Coming clean on showerhead styles
Your choice of showerheads will be influenced by both the features and the finish you desire, and you have plenty of options in each case. Choosing the right showerhead will help you get a lot more enjoyment out of your home's shower, and since you probably spend time in it every day, it's worth an extra investment.
Showerhead Styles and Features
Showerheads are available in two basic types: fixed and handheld showerheads. The same family of features is usually available no matter which type you prefer.

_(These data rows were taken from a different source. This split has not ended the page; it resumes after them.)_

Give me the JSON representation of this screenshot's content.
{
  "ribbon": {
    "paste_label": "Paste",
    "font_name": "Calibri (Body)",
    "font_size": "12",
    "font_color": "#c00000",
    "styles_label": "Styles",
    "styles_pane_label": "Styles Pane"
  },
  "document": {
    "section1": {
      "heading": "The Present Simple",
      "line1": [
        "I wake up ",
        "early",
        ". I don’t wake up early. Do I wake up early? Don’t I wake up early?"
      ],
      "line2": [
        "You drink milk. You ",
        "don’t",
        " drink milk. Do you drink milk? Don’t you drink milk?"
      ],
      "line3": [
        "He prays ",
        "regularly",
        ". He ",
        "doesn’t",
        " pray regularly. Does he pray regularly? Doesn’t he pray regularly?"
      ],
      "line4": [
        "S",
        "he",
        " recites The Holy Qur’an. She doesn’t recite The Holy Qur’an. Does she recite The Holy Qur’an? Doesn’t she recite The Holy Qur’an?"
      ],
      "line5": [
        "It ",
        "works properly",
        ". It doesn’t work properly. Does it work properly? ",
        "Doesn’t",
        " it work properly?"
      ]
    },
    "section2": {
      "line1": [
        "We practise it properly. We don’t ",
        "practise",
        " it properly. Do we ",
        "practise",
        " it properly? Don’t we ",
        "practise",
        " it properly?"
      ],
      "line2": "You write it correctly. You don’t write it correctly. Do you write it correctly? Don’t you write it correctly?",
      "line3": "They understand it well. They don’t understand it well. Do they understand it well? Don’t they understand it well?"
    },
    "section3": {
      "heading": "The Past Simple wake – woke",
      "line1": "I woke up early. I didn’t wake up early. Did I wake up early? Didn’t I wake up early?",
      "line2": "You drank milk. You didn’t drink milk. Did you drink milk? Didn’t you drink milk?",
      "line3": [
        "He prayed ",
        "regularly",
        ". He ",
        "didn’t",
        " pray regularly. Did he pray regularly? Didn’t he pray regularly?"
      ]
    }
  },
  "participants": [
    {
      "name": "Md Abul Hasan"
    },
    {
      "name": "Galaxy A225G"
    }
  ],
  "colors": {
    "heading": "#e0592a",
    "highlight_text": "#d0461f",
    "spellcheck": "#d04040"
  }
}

Most showerhead features revolve around the spray pattern settings. Typically, the water pressure is controlled by the fixtures you use to set the shower temperature, though some showerheads feature adjustable pressure. Special low-pressure showerheads are favored by people who value green building principles, as they save water.
Rainfall showerheads are becoming more and more popular; these fixtures release water in short, rapidly alternating bursts, creating a rain-like effect. High-end showers also feature rain showerheads with full-body spray, rather than just sending water down from overhead.
Dual showerheads are another intriguing option. These fixtures provide a thick downpour of water, creating a relaxing experience like no other. Some manufacturers don't stop at dual showerheads, either; you can purchase fixtures with up to eight heads (or possibly even more), and many multiple-head units are adjustable so that you can alter the directionality of one or more heads to customize your showering experience.
Select the Right Showerhead
There are a few practical considerations you'll need to take into account to select the right showerhead for your bathroom. First, you should be aware that not all showerheads are compatible with all plumbing systems. If you have your heart set on a particular feature or style, you may have to install new plumbing to accommodate it, and that can cost a significant amount of money. As a general rule, water-main-pressured plumbing systems are universally compatible, while gravity systems and boiler systems work best with simpler showerheads.
Also, remember that it isn't always possible to affix a new showerhead to an old shower. Fixed showerheads generally require replacement piping if you want to change them. Handheld showerheads are more flexible, as you can usually replace both the head and the hose without ripping out your piping.